Records to use Start Marker

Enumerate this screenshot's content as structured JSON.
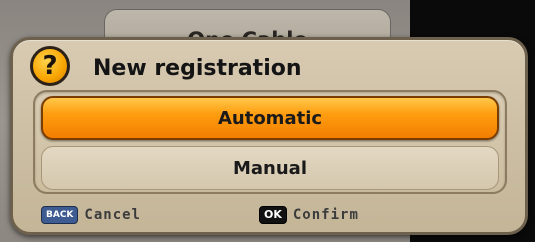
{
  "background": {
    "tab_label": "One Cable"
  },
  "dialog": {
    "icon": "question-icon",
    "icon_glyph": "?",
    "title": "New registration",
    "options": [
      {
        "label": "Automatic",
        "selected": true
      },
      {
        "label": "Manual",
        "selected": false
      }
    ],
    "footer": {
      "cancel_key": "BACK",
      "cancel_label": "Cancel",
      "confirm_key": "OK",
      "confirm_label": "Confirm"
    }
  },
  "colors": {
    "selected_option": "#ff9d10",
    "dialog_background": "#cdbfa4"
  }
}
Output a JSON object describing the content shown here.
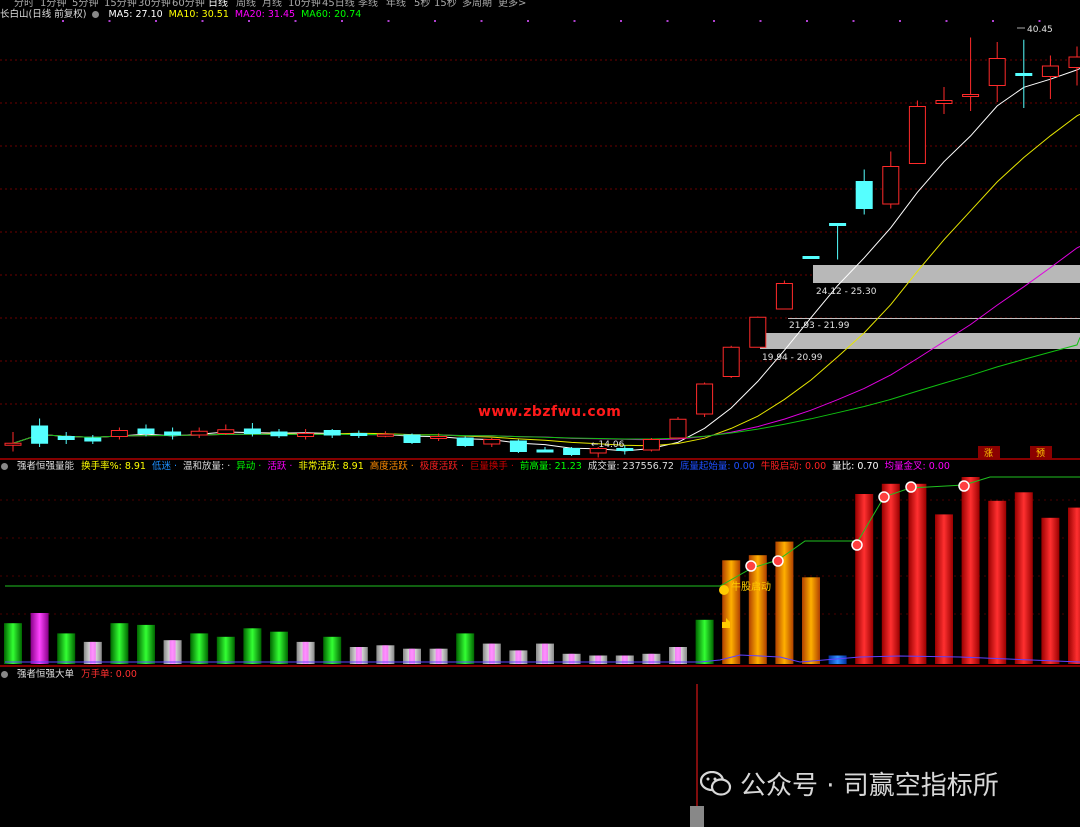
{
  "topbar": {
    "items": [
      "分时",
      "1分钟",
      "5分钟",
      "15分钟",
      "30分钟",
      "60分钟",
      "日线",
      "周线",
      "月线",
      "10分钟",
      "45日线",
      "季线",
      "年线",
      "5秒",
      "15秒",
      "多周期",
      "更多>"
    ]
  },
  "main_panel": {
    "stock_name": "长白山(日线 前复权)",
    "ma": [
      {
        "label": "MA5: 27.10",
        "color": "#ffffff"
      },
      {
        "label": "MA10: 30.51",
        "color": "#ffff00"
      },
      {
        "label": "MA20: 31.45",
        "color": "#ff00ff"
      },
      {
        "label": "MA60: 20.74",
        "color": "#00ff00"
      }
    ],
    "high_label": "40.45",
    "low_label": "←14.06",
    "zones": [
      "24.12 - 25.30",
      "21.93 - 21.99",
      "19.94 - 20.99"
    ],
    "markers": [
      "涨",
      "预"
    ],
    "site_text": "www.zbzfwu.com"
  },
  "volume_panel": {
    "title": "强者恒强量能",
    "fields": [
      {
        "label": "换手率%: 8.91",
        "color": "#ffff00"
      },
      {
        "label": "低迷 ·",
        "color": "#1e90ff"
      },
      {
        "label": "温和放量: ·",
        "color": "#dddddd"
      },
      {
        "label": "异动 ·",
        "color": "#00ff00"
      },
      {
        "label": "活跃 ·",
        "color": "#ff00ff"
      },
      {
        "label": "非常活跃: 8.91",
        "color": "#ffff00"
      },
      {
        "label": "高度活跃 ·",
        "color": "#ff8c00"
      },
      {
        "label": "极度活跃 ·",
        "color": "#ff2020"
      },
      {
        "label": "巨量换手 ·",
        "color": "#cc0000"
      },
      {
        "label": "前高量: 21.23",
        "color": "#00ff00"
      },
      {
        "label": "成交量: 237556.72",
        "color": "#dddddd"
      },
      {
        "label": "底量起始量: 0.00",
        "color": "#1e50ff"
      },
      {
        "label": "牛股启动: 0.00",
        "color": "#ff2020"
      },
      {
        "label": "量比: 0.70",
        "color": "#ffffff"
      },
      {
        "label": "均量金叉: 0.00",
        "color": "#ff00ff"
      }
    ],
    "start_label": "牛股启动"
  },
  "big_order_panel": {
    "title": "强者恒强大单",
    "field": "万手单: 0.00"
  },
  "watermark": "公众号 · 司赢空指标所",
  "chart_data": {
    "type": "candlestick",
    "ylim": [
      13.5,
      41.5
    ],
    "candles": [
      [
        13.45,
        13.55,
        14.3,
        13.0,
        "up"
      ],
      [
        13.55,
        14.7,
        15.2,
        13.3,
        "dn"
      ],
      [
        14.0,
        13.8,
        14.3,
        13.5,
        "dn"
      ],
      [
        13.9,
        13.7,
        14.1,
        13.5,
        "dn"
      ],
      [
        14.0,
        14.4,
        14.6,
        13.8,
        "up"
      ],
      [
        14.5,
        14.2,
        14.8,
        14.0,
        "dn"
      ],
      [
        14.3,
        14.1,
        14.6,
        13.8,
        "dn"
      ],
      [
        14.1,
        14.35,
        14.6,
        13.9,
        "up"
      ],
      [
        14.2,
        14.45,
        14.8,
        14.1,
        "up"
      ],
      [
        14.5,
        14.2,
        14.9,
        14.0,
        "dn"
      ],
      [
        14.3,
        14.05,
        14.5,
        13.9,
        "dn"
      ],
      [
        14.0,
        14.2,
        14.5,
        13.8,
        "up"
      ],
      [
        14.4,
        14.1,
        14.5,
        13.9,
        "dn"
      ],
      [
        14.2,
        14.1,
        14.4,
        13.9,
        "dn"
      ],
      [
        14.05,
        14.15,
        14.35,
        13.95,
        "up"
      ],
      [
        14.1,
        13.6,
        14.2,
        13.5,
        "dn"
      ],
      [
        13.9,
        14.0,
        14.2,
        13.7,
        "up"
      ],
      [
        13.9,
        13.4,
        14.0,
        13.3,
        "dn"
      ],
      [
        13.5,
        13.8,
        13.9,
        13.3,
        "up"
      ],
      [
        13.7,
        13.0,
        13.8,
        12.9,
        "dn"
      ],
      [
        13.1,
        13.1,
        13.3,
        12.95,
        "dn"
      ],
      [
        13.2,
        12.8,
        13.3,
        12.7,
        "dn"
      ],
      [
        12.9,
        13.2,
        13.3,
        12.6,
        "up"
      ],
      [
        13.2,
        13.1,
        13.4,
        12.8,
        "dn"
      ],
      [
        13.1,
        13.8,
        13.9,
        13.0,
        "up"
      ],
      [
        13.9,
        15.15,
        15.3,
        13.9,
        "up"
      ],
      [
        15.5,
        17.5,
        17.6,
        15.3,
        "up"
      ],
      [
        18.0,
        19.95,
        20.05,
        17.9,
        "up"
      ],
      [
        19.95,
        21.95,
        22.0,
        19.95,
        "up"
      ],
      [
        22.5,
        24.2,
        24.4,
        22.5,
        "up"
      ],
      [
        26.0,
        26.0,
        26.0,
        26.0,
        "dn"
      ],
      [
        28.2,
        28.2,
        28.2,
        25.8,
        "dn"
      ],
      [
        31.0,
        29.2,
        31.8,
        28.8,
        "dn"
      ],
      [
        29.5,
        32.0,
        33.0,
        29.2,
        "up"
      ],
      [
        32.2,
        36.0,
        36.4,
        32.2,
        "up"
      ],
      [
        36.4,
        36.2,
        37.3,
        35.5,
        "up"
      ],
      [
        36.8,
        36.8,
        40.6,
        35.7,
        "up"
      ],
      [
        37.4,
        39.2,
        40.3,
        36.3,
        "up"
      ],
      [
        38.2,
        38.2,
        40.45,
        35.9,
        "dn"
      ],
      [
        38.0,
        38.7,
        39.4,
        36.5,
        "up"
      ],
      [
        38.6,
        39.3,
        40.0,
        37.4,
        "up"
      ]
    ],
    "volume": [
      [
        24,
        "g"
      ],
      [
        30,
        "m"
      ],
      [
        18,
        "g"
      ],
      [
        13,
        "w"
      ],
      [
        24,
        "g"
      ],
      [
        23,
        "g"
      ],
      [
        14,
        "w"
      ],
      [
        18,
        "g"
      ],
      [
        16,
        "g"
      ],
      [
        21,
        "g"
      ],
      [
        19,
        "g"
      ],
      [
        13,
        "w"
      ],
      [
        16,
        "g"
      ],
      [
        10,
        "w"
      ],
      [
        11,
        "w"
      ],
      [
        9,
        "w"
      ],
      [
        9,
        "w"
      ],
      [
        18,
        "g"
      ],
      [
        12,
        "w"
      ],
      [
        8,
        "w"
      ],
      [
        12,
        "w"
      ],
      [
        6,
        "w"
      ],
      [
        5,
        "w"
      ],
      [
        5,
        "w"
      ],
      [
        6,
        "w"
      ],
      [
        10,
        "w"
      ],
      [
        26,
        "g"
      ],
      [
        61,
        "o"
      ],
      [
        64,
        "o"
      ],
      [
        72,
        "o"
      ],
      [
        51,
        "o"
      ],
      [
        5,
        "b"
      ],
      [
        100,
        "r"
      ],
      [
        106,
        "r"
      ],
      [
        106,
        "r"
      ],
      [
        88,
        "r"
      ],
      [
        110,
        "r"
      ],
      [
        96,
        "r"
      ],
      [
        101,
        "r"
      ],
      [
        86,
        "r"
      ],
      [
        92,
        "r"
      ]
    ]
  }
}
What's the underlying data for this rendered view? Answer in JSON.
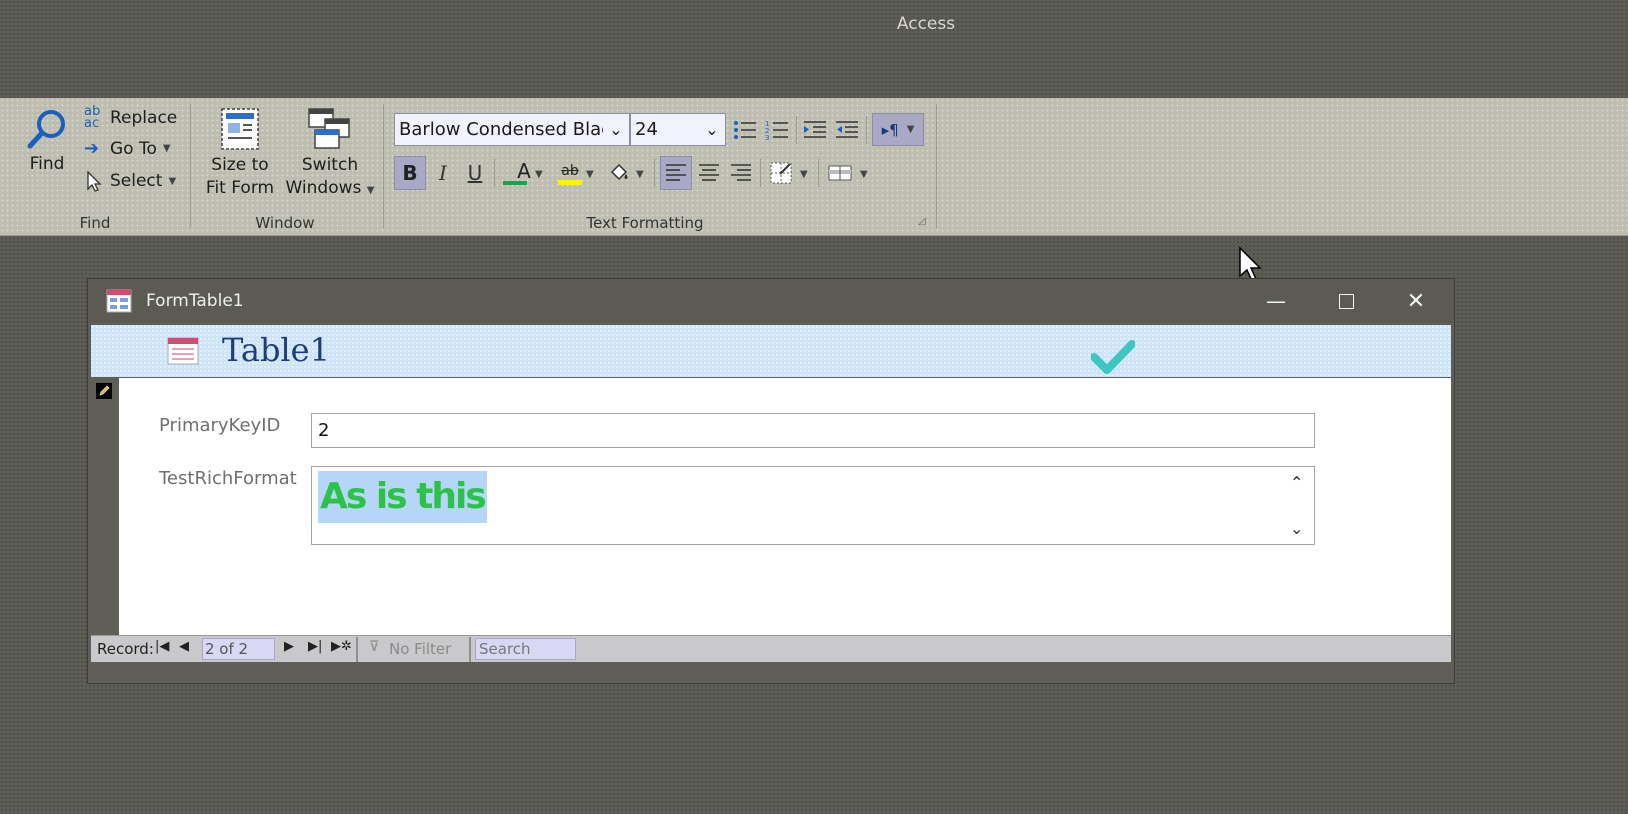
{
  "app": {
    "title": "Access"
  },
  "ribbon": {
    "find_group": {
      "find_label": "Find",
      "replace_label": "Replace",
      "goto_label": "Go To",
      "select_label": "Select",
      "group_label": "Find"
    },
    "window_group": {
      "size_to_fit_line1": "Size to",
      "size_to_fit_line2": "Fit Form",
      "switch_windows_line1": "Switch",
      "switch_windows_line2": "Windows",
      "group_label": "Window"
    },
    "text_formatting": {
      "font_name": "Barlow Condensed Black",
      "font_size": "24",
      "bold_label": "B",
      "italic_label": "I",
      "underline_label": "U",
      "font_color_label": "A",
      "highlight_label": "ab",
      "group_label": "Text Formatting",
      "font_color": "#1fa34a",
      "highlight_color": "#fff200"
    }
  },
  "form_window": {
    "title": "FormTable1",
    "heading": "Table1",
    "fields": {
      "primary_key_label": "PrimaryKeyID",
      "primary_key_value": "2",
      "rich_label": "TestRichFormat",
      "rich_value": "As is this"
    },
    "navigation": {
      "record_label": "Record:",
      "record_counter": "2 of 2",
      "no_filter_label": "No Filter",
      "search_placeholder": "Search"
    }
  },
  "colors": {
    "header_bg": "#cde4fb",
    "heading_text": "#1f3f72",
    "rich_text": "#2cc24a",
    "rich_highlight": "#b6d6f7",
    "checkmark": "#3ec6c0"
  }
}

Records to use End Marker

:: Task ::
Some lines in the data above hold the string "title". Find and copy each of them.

:: Result ::
    "title": "New registration",
    "title": "强者恒强量能",
    "title": "强者恒强大单",
    "title": "Access"
    "title": "FormTable1",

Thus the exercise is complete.